Should You Go Gluten-Free, Even If You’re NOT Allergic?
Emerald Catron | My Body
Recently, even people without celiac disease have been praising the benefits of a gluten-free diet, but how do you know if the gluten-free lifestyle is for you? Going gluten free is no picnic in the park (picnics usually have sandwiches and pies, after all), so before you make the switch here’s the info you need to know.
What Is Gluten Anyway?
Gluten is a protein found in wheat and grains related to it, like rye and barley. Gluten is what gives bread its wonderfully chewy texture. When you knead bread dough, you’re developing gluten strands, which is why you don’t knead pie crust. The best bagels are made with special high-gluten flour, which is why they can be especially torturous for people with gluten sensitivity.
Are You Sensitive to Gluten?
If you suspect you’re allergic to gluten, finding out is actually a fairly simple process. To determine whether you have a celiac disease, doctors can perform a blood test to determine if antibodies are attacking your intestines. If you don’t think you have celiac disease but suspect you might have non-celiac gluten sensitivity, an elimination diet could yield some answers. Eliminate gluten from your diet for several weeks, then slowly reincorporate it, and notice how it affects your body to determine if you have gluten sensitivity.
How to Go Gluten-Free
Living a gluten-free lifestyle isn’t easy. Gluten can pop up in foods and ingredients you’d never expect, like malt vinegar or stocks, so always check the labels carefully if you’re serious about being gluten-free. Most pre-packaged foods call out whether they contain gluten, but here’s the Mayo Clinic’s list for a gluten-free diet.

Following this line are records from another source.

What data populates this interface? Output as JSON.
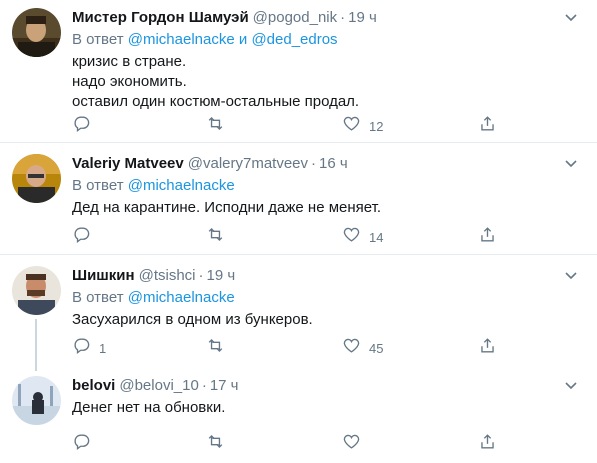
{
  "tweets": [
    {
      "name": "Мистер Гордон Шамуэй",
      "handle": "@pogod_nik",
      "time": "19 ч",
      "reply_prefix": "В ответ",
      "mentions": [
        "@michaelnacke",
        "@ded_edros"
      ],
      "reply_joiner": "и",
      "text": "кризис в стране.\nнадо экономить.\nоставил один костюм-остальные продал.",
      "replies": "",
      "retweets": "",
      "likes": "12"
    },
    {
      "name": "Valeriy Matveev",
      "handle": "@valery7matveev",
      "time": "16 ч",
      "reply_prefix": "В ответ",
      "mentions": [
        "@michaelnacke"
      ],
      "text": "Дед на карантине. Исподни даже не меняет.",
      "replies": "",
      "retweets": "",
      "likes": "14"
    },
    {
      "name": "Шишкин",
      "handle": "@tsishci",
      "time": "19 ч",
      "reply_prefix": "В ответ",
      "mentions": [
        "@michaelnacke"
      ],
      "text": "Засухарился в одном из бункеров.",
      "replies": "1",
      "retweets": "",
      "likes": "45"
    },
    {
      "name": "belovi",
      "handle": "@belovi_10",
      "time": "17 ч",
      "text": "Денег нет на обновки.",
      "replies": "",
      "retweets": "",
      "likes": ""
    }
  ],
  "separator": "·",
  "icons": {
    "reply": "reply-icon",
    "retweet": "retweet-icon",
    "like": "like-icon",
    "share": "share-icon",
    "more": "chevron-down-icon"
  },
  "colors": {
    "text": "#14171a",
    "secondary": "#657786",
    "link": "#1b95e0",
    "border": "#e6ecf0",
    "thread_line": "#ccd6dd"
  }
}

The Benefits of Going Gluten-Free
If you’re trying to lose weight, many people report weight loss as a welcome side effect of a gluten-free diet. However, experts say that’s not the case. If pizza, muffins, cupcakes, sandwiches, unlimited breadsticks, etc., are a regular part of your diet, and you replace them with their gluten-free counterparts, you’re probably not going to lose much weight. If, however, you replace them with vegetables, beans, and other low-calorie high-fiber foods there is a chance you’ll drop some pounds.
You’ll also need to increase your fiber intake — the fiber found in whole grain foods is essential to good health, so you’re going to have to find a way to replace the fiber and vitamins and minerals you’re cutting out of your diet if you decide to go gluten-free.
In short, only you (and maybe a doctor) can decide if you should go gluten-free. The important thing is to listen to your body and do what feels best to make you your best, healthiest self.